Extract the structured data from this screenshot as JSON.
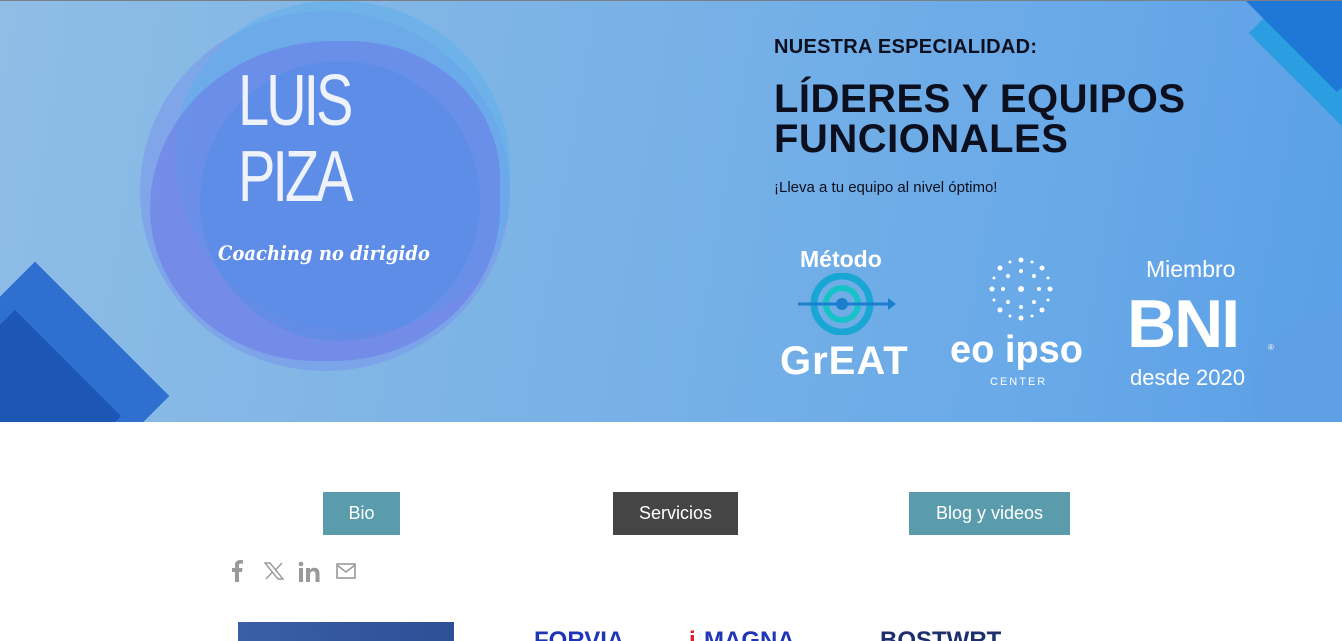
{
  "hero": {
    "logo_line1": "LUIS",
    "logo_line2": "PIZA",
    "logo_tagline": "Coaching no dirigido",
    "kicker": "NUESTRA ESPECIALIDAD:",
    "headline_line1": "LÍDERES Y EQUIPOS",
    "headline_line2": "FUNCIONALES",
    "subline": "¡Lleva a tu equipo al nivel óptimo!",
    "badges": {
      "metodo_label": "Método",
      "great_word": "GrEAT",
      "eoipso_word": "eo ipso",
      "eoipso_sub": "CENTER",
      "bni_top": "Miembro",
      "bni_word": "BNI",
      "bni_bottom": "desde 2020"
    }
  },
  "nav": {
    "bio": "Bio",
    "servicios": "Servicios",
    "blog": "Blog y videos"
  },
  "social": {
    "icons": [
      "facebook-icon",
      "x-icon",
      "linkedin-icon",
      "mail-icon"
    ]
  },
  "bottom_logos": {
    "logo1": "FORVIA",
    "logo2": "MAGNA",
    "logo3": "BOSTWRT"
  },
  "colors": {
    "teal_button": "#5a9cab",
    "dark_button": "#454545",
    "hero_blue": "#79b2e6",
    "headline_dark": "#0b0f1e",
    "social_gray": "#9a9a9a"
  }
}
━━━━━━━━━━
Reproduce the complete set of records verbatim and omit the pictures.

Extract the structured data from this screenshot as JSON.
{
  "hero": {
    "logo_line1": "LUIS",
    "logo_line2": "PIZA",
    "logo_tagline": "Coaching no dirigido",
    "kicker": "NUESTRA ESPECIALIDAD:",
    "headline_line1": "LÍDERES Y EQUIPOS",
    "headline_line2": "FUNCIONALES",
    "subline": "¡Lleva a tu equipo al nivel óptimo!",
    "badges": {
      "metodo_label": "Método",
      "great_word": "GrEAT",
      "eoipso_word": "eo ipso",
      "eoipso_sub": "CENTER",
      "bni_top": "Miembro",
      "bni_word": "BNI",
      "bni_bottom": "desde 2020"
    }
  },
  "nav": {
    "bio": "Bio",
    "servicios": "Servicios",
    "blog": "Blog y videos"
  },
  "social": {
    "icons": [
      "facebook-icon",
      "x-icon",
      "linkedin-icon",
      "mail-icon"
    ]
  },
  "bottom_logos": {
    "logo1": "FORVIA",
    "logo2": "MAGNA",
    "logo3": "BOSTWRT"
  },
  "colors": {
    "teal_button": "#5a9cab",
    "dark_button": "#454545",
    "hero_blue": "#79b2e6",
    "headline_dark": "#0b0f1e",
    "social_gray": "#9a9a9a"
  }
}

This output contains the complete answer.